When ions strike the cathode or the target not only electrons are emitted. Indeed, the energetic ion bombardment results in the ejection of target atoms or molecules. This process is called sputtering, a word which finds its origin in the Dutch language, i.e. “sputteren” or “to spit out in small particles and with a characteristic explosive sound”, says the dictionary. The impact of the ion generates a collision cascade. The figure shows a Molecular Dynamics simulation of a collision cascade (taken from the work of H. Urbassek, 1 keV argon bombarding a copper target). The color are related to the energy of the atoms. The simulation shows some atoms leaving the target. In contrast to evaporation the sputtered atoms have an average energy in the order of 10 eV which explains (partially) the different microstructure and the enhanced properties of sputter deposited thin films in comparison with other techniques.
Collision cascade simulated by Urbassek

Thin film growth

When the sputtered atoms arrive at the substrate, a thin film is formed. The thickness of these films vary between 2 nanometer to 1000 nanometer (or 1 micrometer). The morphology, microstructure and crystallographic orientation of the thin films depend on the growth conditions, which is sometimes depicted in a structure zone model (SZM). For magnetron sputter deposited thin films the first SZM was published by Thornton, and shows the microstructure of sputter deposited metal films as function of the argon pressure and the ratio of the substrate and melting temperature. This latter ratio is also known as the homologous temperature. The research group DRAFT has published an extended version of this model (see papers by Mahieu et al.)
Image of the structure zone model published by Thornton.

Reactive sputtering
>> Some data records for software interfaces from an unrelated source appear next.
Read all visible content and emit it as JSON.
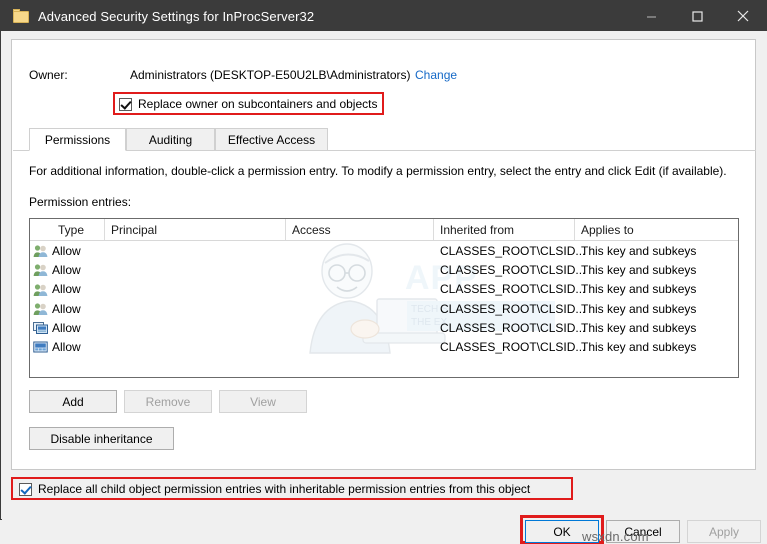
{
  "window": {
    "title": "Advanced Security Settings for InProcServer32",
    "icon": "folder-icon",
    "controls": {
      "minimize": "minimize-icon",
      "maximize": "maximize-icon",
      "close": "close-icon"
    }
  },
  "owner": {
    "label": "Owner:",
    "value": "Administrators (DESKTOP-E50U2LB\\Administrators)",
    "change_link": "Change",
    "replace_owner_checkbox": {
      "label": "Replace owner on subcontainers and objects",
      "checked": true,
      "highlighted": true
    }
  },
  "tabs": [
    {
      "label": "Permissions",
      "active": true
    },
    {
      "label": "Auditing",
      "active": false
    },
    {
      "label": "Effective Access",
      "active": false
    }
  ],
  "main": {
    "info_text": "For additional information, double-click a permission entry. To modify a permission entry, select the entry and click Edit (if available).",
    "entries_label": "Permission entries:"
  },
  "table": {
    "columns": [
      "Type",
      "Principal",
      "Access",
      "Inherited from",
      "Applies to"
    ],
    "rows": [
      {
        "icon": "users-icon",
        "type": "Allow",
        "principal": "",
        "access": "",
        "inherited_from": "CLASSES_ROOT\\CLSID...",
        "applies_to": "This key and subkeys"
      },
      {
        "icon": "users-icon",
        "type": "Allow",
        "principal": "",
        "access": "",
        "inherited_from": "CLASSES_ROOT\\CLSID...",
        "applies_to": "This key and subkeys"
      },
      {
        "icon": "users-icon",
        "type": "Allow",
        "principal": "",
        "access": "",
        "inherited_from": "CLASSES_ROOT\\CLSID...",
        "applies_to": "This key and subkeys"
      },
      {
        "icon": "users-icon",
        "type": "Allow",
        "principal": "",
        "access": "",
        "inherited_from": "CLASSES_ROOT\\CLSID...",
        "applies_to": "This key and subkeys"
      },
      {
        "icon": "computer-icon",
        "type": "Allow",
        "principal": "",
        "access": "",
        "inherited_from": "CLASSES_ROOT\\CLSID...",
        "applies_to": "This key and subkeys"
      },
      {
        "icon": "monitor-icon",
        "type": "Allow",
        "principal": "",
        "access": "",
        "inherited_from": "CLASSES_ROOT\\CLSID...",
        "applies_to": "This key and subkeys"
      }
    ]
  },
  "buttons": {
    "add": "Add",
    "remove": "Remove",
    "view": "View",
    "disable_inheritance": "Disable inheritance",
    "ok": "OK",
    "cancel": "Cancel",
    "apply": "Apply"
  },
  "replace_child_checkbox": {
    "label": "Replace all child object permission entries with inheritable permission entries from this object",
    "checked": true,
    "highlighted": true
  },
  "watermark": {
    "overlay_text": "APP",
    "tagline_line1": "TECH S",
    "tagline_line2": "THE EX",
    "site": "wsxdn.com"
  },
  "colors": {
    "titlebar": "#3b3b3b",
    "dialog": "#f0f0f0",
    "link": "#1569c7",
    "highlight": "#e01b1b",
    "focus": "#0078d7"
  }
}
To grow a compound layer when using a metallic target, a reactive gas (e.g. oxygen or nitrogen) is added to the plasma. The reaction between the reactive gas and sputtered atoms on the substrate results in the formation of the compound layer. Compound formation can also occur on the target which changes the overall deposition process and results in complex behavior of the deposition parameters as a function of the reactive gas flow. A typical experiment is performed as follows. The reactive gas flow is increased in steps, and the process parameters are measured when the process has stabilized. Then the same measurement is performed while the reactive gas flow is decreased again in steps. A plot of the process parameters, such as the discharge voltage, shows typically a hysteresis. The research group DRAFT have developed a simulation code to describe this (and many other) kind of experiments.
Hysteresis of the discharge voltage during reactive sputtering of an aluminum target in an argon/oxygen atmosphere.

Some history

Sputtering was discovered by W. Grove in 1852 while investigating discharge tubes using a silver needle cathode. He observed film deposition on the anode plate. Because of his poor vacuum conditions, he probably deposited silver oxide. By reversing the voltage, he sputtered the deposit off again.
Photograph of William Grove, who demonstrated for the first time sputtering.Image of the experimental set-up used by Grove.